Link to MamasHealth.com

Blood Diseases

Agnogenic Metaplasia
Amyloidosis
Aplastic Anemia
Blood Transfusion
Blood type
Diabetes
Hematuria
Hemolytic Syndrome
Hemophilia
Hypercalcemia
Hyperglycemia
Hypoglycemia
Iron Deficiency Anemia
ITP
Leukemia
Mastocytosis
Multiple Myeloma
Myelodysplastic
Pernicious Anemia
Polycythemia Vera
Porhyria
Sepsis
Sickle Cell Anemia
Thrombocytopenia
Thrombophlebitis
Von Willebrand's Disease
Wegener's Granulomatosis

Links

Promote your product

How to Switch Careers in Midlife

 

Porphyria

What is Porphyria?

Porphyria is a group of different disorders caused by abnormalities in the chemical steps leading to the production of heme. Heme is a substance that is important in the body. The largest amounts of heme are in the blood and bone marrow.

Porphyria is an inherited condition. Some forms of porphyria result from inheriting an abnormal gene from one parent. Other forms are from inheriting an abnormal gene from each parent. The risk that individuals in an affected family will have the disease or transmit it to their children is quite different depending on the type.

Attacks of porphyria can develop over hours or days and last for days or weeks.
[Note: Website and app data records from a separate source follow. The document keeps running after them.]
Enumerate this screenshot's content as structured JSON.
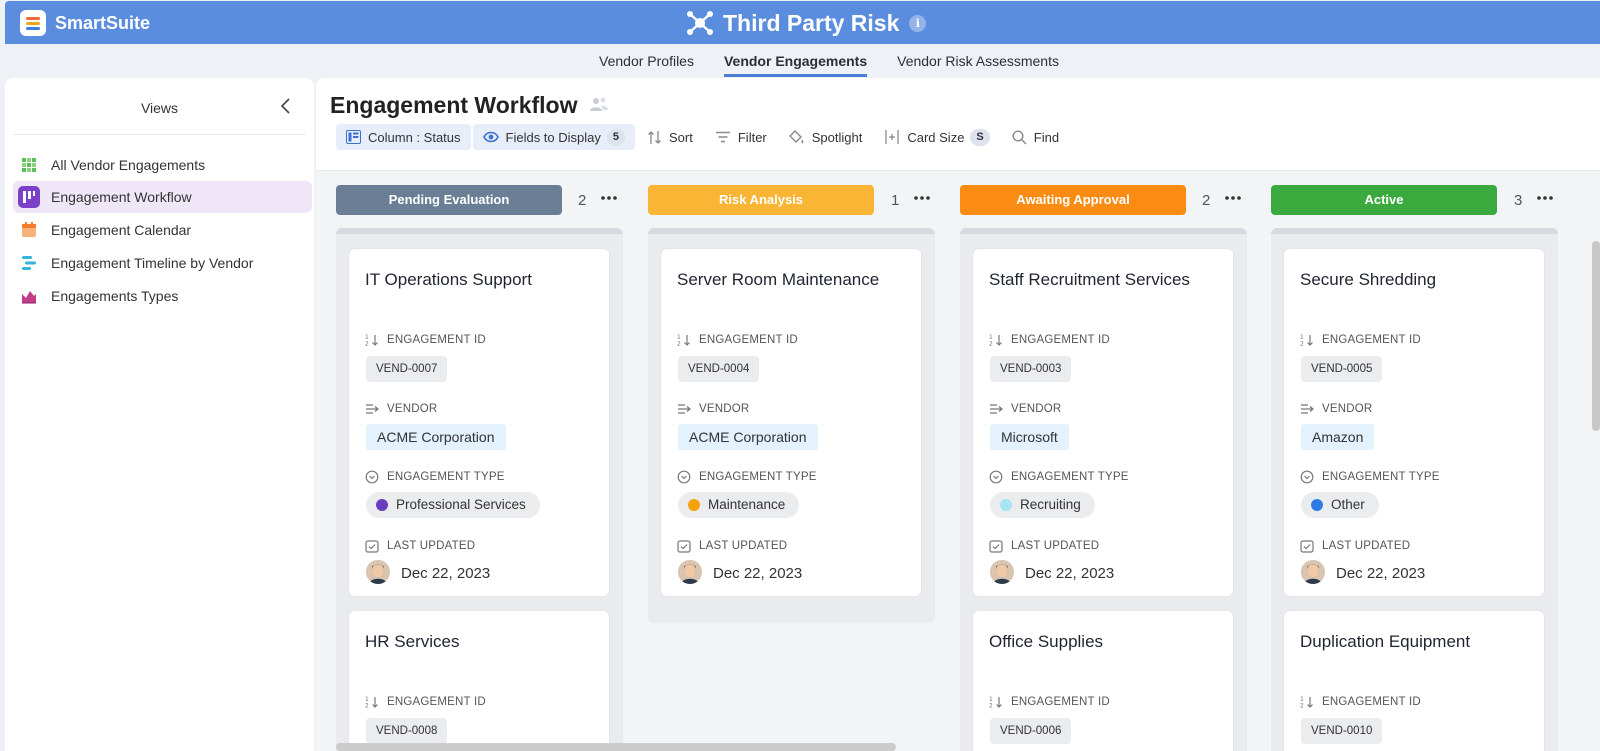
{
  "brand": {
    "name": "SmartSuite"
  },
  "app": {
    "title": "Third Party Risk",
    "info_icon": "info-icon"
  },
  "tabs": [
    {
      "label": "Vendor Profiles",
      "active": false
    },
    {
      "label": "Vendor Engagements",
      "active": true
    },
    {
      "label": "Vendor Risk Assessments",
      "active": false
    }
  ],
  "sidebar": {
    "title": "Views",
    "items": [
      {
        "label": "All Vendor Engagements",
        "icon": "grid-view-icon",
        "active": false
      },
      {
        "label": "Engagement Workflow",
        "icon": "kanban-view-icon",
        "active": true
      },
      {
        "label": "Engagement Calendar",
        "icon": "calendar-view-icon",
        "active": false
      },
      {
        "label": "Engagement Timeline by Vendor",
        "icon": "timeline-view-icon",
        "active": false
      },
      {
        "label": "Engagements Types",
        "icon": "chart-view-icon",
        "active": false
      }
    ]
  },
  "view": {
    "title": "Engagement Workflow",
    "toolbar": {
      "column_label": "Column :",
      "column_value": "Status",
      "fields_label": "Fields to Display",
      "fields_count": "5",
      "sort": "Sort",
      "filter": "Filter",
      "spotlight": "Spotlight",
      "card_size": "Card Size",
      "card_size_value": "S",
      "find": "Find"
    }
  },
  "field_labels": {
    "id": "ENGAGEMENT ID",
    "vendor": "VENDOR",
    "type": "ENGAGEMENT TYPE",
    "updated": "LAST UPDATED"
  },
  "columns": [
    {
      "name": "Pending Evaluation",
      "count": "2",
      "color": "#6a7f96",
      "cards": [
        {
          "title": "IT Operations Support",
          "id": "VEND-0007",
          "vendor": "ACME Corporation",
          "type": "Professional Services",
          "type_color": "#6a3fbf",
          "updated": "Dec 22, 2023"
        },
        {
          "title": "HR Services",
          "id": "VEND-0008"
        }
      ]
    },
    {
      "name": "Risk Analysis",
      "count": "1",
      "color": "#fbb534",
      "cards": [
        {
          "title": "Server Room Maintenance",
          "id": "VEND-0004",
          "vendor": "ACME Corporation",
          "type": "Maintenance",
          "type_color": "#f5a20a",
          "updated": "Dec 22, 2023"
        }
      ]
    },
    {
      "name": "Awaiting Approval",
      "count": "2",
      "color": "#fb8c13",
      "cards": [
        {
          "title": "Staff Recruitment Services",
          "id": "VEND-0003",
          "vendor": "Microsoft",
          "type": "Recruiting",
          "type_color": "#a8e4f5",
          "updated": "Dec 22, 2023"
        },
        {
          "title": "Office Supplies",
          "id": "VEND-0006"
        }
      ]
    },
    {
      "name": "Active",
      "count": "3",
      "color": "#3aaa3e",
      "cards": [
        {
          "title": "Secure Shredding",
          "id": "VEND-0005",
          "vendor": "Amazon",
          "type": "Other",
          "type_color": "#2f7be5",
          "updated": "Dec 22, 2023"
        },
        {
          "title": "Duplication Equipment",
          "id": "VEND-0010"
        }
      ]
    }
  ]
}
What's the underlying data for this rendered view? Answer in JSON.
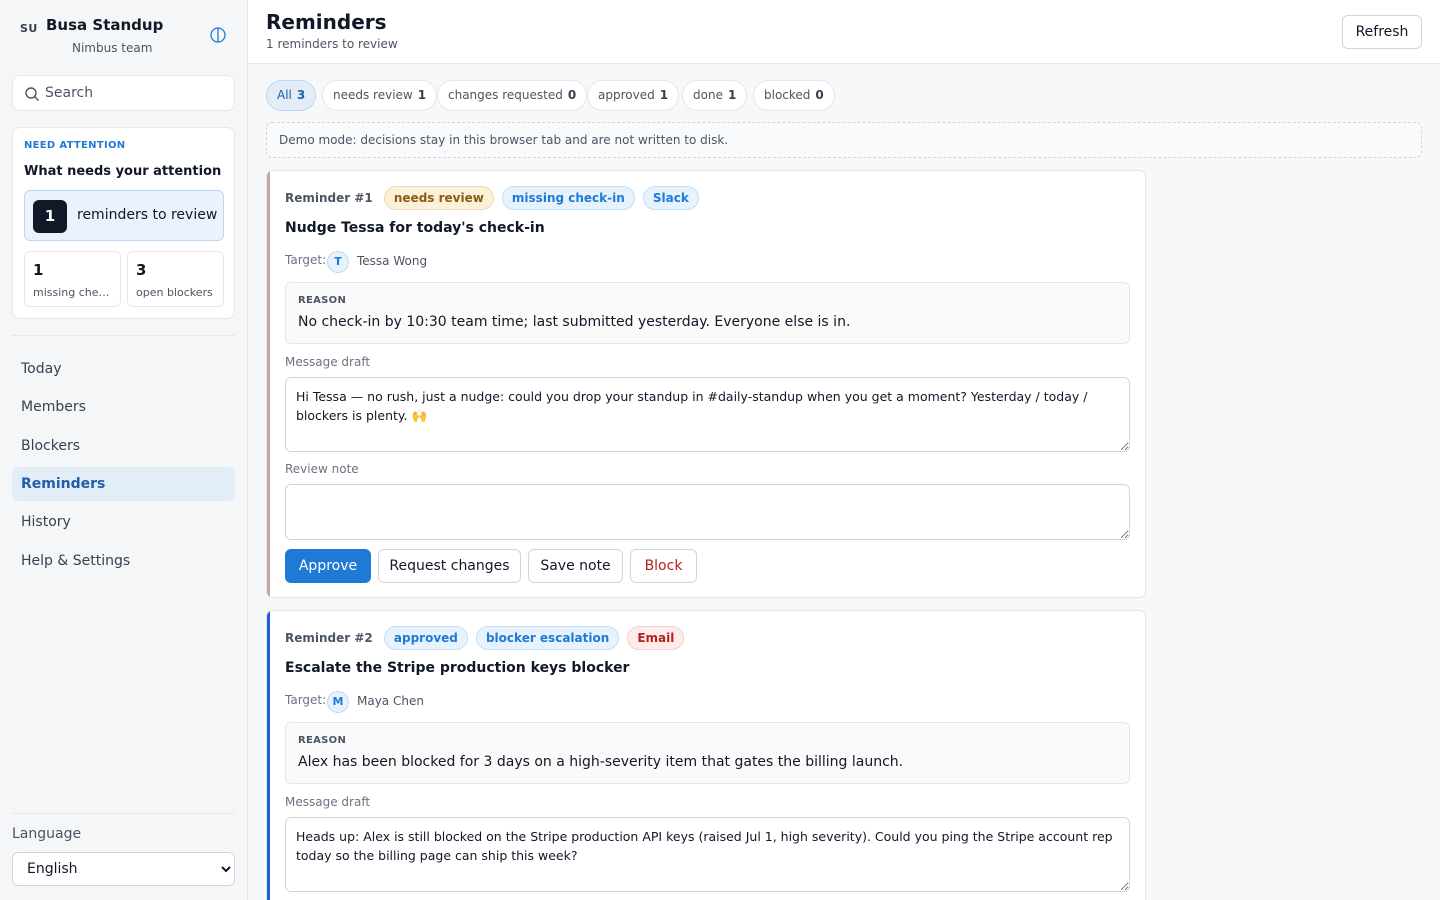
{
  "brand": {
    "logo_text": "SU",
    "title": "Busa Standup",
    "team": "Nimbus team"
  },
  "search": {
    "placeholder": "Search"
  },
  "attention": {
    "kicker": "NEED ATTENTION",
    "title": "What needs your attention",
    "main": {
      "count": "1",
      "label": "reminders to review"
    },
    "mini": [
      {
        "count": "1",
        "label": "missing check-ins"
      },
      {
        "count": "3",
        "label": "open blockers"
      }
    ]
  },
  "nav": {
    "items": [
      {
        "label": "Today"
      },
      {
        "label": "Members"
      },
      {
        "label": "Blockers"
      },
      {
        "label": "Reminders",
        "active": true
      },
      {
        "label": "History"
      },
      {
        "label": "Help & Settings"
      }
    ]
  },
  "language": {
    "label": "Language",
    "selected": "English"
  },
  "header": {
    "title": "Reminders",
    "subtitle": "1 reminders to review",
    "refresh_label": "Refresh"
  },
  "filters": [
    {
      "label": "All",
      "count": "3",
      "active": true
    },
    {
      "label": "needs review",
      "count": "1"
    },
    {
      "label": "changes requested",
      "count": "0"
    },
    {
      "label": "approved",
      "count": "1"
    },
    {
      "label": "done",
      "count": "1"
    },
    {
      "label": "blocked",
      "count": "0"
    }
  ],
  "demo_banner": "Demo mode: decisions stay in this browser tab and are not written to disk.",
  "colors": {
    "accent": "#1f7ad6",
    "needs_review_stripe": "#c9a39c",
    "approved_stripe": "#1f5fd6",
    "danger": "#b42318"
  },
  "reminders": [
    {
      "id_label": "Reminder #1",
      "status": "needs review",
      "type": "missing check-in",
      "channel": "Slack",
      "title": "Nudge Tessa for today's check-in",
      "target_label": "Target:",
      "target_initial": "T",
      "target_name": "Tessa Wong",
      "reason_kicker": "REASON",
      "reason": "No check-in by 10:30 team time; last submitted yesterday. Everyone else is in.",
      "draft_label": "Message draft",
      "draft": "Hi Tessa — no rush, just a nudge: could you drop your standup in #daily-standup when you get a moment? Yesterday / today / blockers is plenty. 🙌",
      "note_label": "Review note",
      "note": "",
      "actions": {
        "approve": "Approve",
        "request_changes": "Request changes",
        "save_note": "Save note",
        "block": "Block"
      }
    },
    {
      "id_label": "Reminder #2",
      "status": "approved",
      "type": "blocker escalation",
      "channel": "Email",
      "title": "Escalate the Stripe production keys blocker",
      "target_label": "Target:",
      "target_initial": "M",
      "target_name": "Maya Chen",
      "reason_kicker": "REASON",
      "reason": "Alex has been blocked for 3 days on a high-severity item that gates the billing launch.",
      "draft_label": "Message draft",
      "draft": "Heads up: Alex is still blocked on the Stripe production API keys (raised Jul 1, high severity). Could you ping the Stripe account rep today so the billing page can ship this week?"
    }
  ]
}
Porphyria can be triggered by drugs (barbiturates, tranquilizers, birth control pills, sedatives), chemicals, fasting, smoking, drinking alcohol, infections, emotional and physical stress, menstrual hormones, and exposure to the sun.

Major Function of Heme

The major function of heme is to carry oxygen in the blood. It is found in the blood, bone marrow, liver and other organs and tissues.

How is Heme Produced?

Multiple enzymes are needed for the body to produce heme. If any one of the enzymes is abnormal, the process cannot continue and the intermediate products, porphyrin or its precursors, may build up and be excreted in the urine and stool.

Types of Porhyria Disorders

There are several types. The most common types are:

  • Cutaneous porphyrias
    • Cutaneous porphyrias affect the skin. People with cutaneous porphyria develop blisters, itching, and swelling of their skin when it is exposed to sunlight.
  • Acute porphyrias
    • Acute porphyrias affect the nervous system. Symptoms of acute porphyria include pain in the chest, abdomen, limbs, or back; muscle numbness, tingling, paralysis, or cramping; vomiting; constipation; and personality changes or mental disorder

How is Porphyria Diagnosed?

Porphyria is diagnosed through blood, urine, and stool tests. Diagnosis may be difficult because the range of symptoms is common to many disorders and interpretation of the tests may be complex. Each form of porphyria is treated differently. Treatment may involve treating with heme, giving medicines to relieve the symptoms, or drawing blood. People who have severe attacks may need to be hospitalized.

We'll teach you how to #LiveTo100!

Join our newsletter!

Accessibility Policy| Terms Of Use| Privacy Policy| Advertise with Us| Contact Us| Newsletter

RSS| Sitemap| Careers

Mamas Health Inc. does not provide medical advice, diagnosis or treatment and use of this website constitutes acceptance of the Terms of Use.

©2000 - 2013 MamasHealth, Inc.™. All rights reserved